The Patriots looked to add some depth at safety by agreeing to terms with Obi Melifonwu, who was released by the Oakland Raiders last month.
It’s a homecoming of sorts for Melifonwu, who starred at Grafton High, where he was a running back and defensive back and competed as a long jumper and triple jumper for the track team. He would go on to attend UConn, the only Division 1 school to offer him a scholarship.
In four seasons as a starter with the Huskies, Melifonwu made 351 tackles and recorded eight interceptions as well as 11 tackles for a loss. He was named to the All-AAC first-team after leading the Huskies with 118 tackles and four interceptions as a senior. Those were impressive numbers for a kid who grew up watching Patriots’ safeties Lawyer Milloy and Rodney Harrison.
At 6 feet 4 inches and 224 pounds, he’s an even bigger version than either player, and heading into the draft, he believed he compared favorably to both.
“Those guys were more strong safeties,’’ Melifonwu told the New Orleans Advocate before the 2017 Draft. “I can play both, so I definitely see a little bit of their game in mine, but I’m definitely more versatile than that.’’
His full name is Henry William Obiajulu Melifonwu, pronounced Melon-FON-wuh. After he graduated with degrees in sociology and human development/family studies, he turned his attention to the draft.
He drew the attention of scouts with his performance at the 2017 NFL Combine, when he reached 11-9 in the broad jump, hit 44 in the vertical, and ran a 4.40 40-yard dash on his second try to vault up the draft board. He ended up being selected in the second round, 56th overall, by the Oakland Raiders.

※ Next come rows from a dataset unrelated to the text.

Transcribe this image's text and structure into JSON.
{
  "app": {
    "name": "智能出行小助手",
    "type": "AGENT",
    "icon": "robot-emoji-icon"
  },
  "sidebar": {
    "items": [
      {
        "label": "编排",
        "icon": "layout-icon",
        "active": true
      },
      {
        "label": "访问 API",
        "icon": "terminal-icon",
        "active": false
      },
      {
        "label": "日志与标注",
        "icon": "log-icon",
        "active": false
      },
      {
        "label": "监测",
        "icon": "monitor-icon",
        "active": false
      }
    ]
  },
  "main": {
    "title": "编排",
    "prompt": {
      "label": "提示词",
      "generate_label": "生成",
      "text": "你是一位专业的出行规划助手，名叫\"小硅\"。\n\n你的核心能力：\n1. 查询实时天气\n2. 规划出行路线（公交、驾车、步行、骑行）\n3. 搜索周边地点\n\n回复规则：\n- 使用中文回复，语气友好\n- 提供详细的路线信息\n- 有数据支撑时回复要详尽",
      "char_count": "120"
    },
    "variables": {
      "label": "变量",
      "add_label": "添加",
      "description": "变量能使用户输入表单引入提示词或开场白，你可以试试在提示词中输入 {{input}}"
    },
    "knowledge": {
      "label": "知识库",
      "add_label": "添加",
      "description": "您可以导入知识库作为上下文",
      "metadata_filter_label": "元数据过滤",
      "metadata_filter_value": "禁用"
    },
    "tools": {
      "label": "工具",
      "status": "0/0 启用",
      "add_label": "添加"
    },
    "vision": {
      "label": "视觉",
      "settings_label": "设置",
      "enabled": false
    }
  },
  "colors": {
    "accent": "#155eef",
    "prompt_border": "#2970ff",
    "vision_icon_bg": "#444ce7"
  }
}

“The NFL was somewhere I always wanted to go,’’ Melifonwu told the Hartford Courant in the days leading up to the draft. “My friends and my family knew it was something I could do. I just had to show everybody else. It feels really good. Everybody knows I can play multiple positions and help a team in a lot of ways.’’
Melifonwu has been plagued by injuries in his brief NFL career, appearing in just five games in his rookie season. He spent 10 weeks on injured reserve after having arthroscopic surgery on his knee. He also battled hamstring and hip injuries, and was waived by the Raiders in August, with the team hoping that another organization would claim him and his salary.
Melifonwu cleared waivers though, and returned to Oakland and was placed on injured reserve, when he was released by the team on Oct. 23. A number of teams had taken a look at him once he was released, including the New Orleans Saints, but it was the Patriots who were able to land his services. Melifonwu tweeted on Monday that he was grateful for the opportunity.
The Patriots are hoping they can tap into the athleticism that had scouts raving about his potential a little more than a year ago. They followed his college career closely, sending two scouts to UConn’s pro day and meeting with him at the Senior Bowl and Combine, according to the Worcester Telegram & Gazette.
“He’s a genetic freak. I thought his tape was really solid. What I like is he’s a matchup player,’’ said NFL Network’s Mike Mayock ahead of the draft. “His movement skills for his length, his ability to get in and out of breaks, his tackling, he’s got first-round talent all-day long.’’
Melifonwu moved with his family when he was 3 years old from London to the US.
He has a sister and three brothers, including his younger brother Ifeatu, who plays defensive back for Syracuse.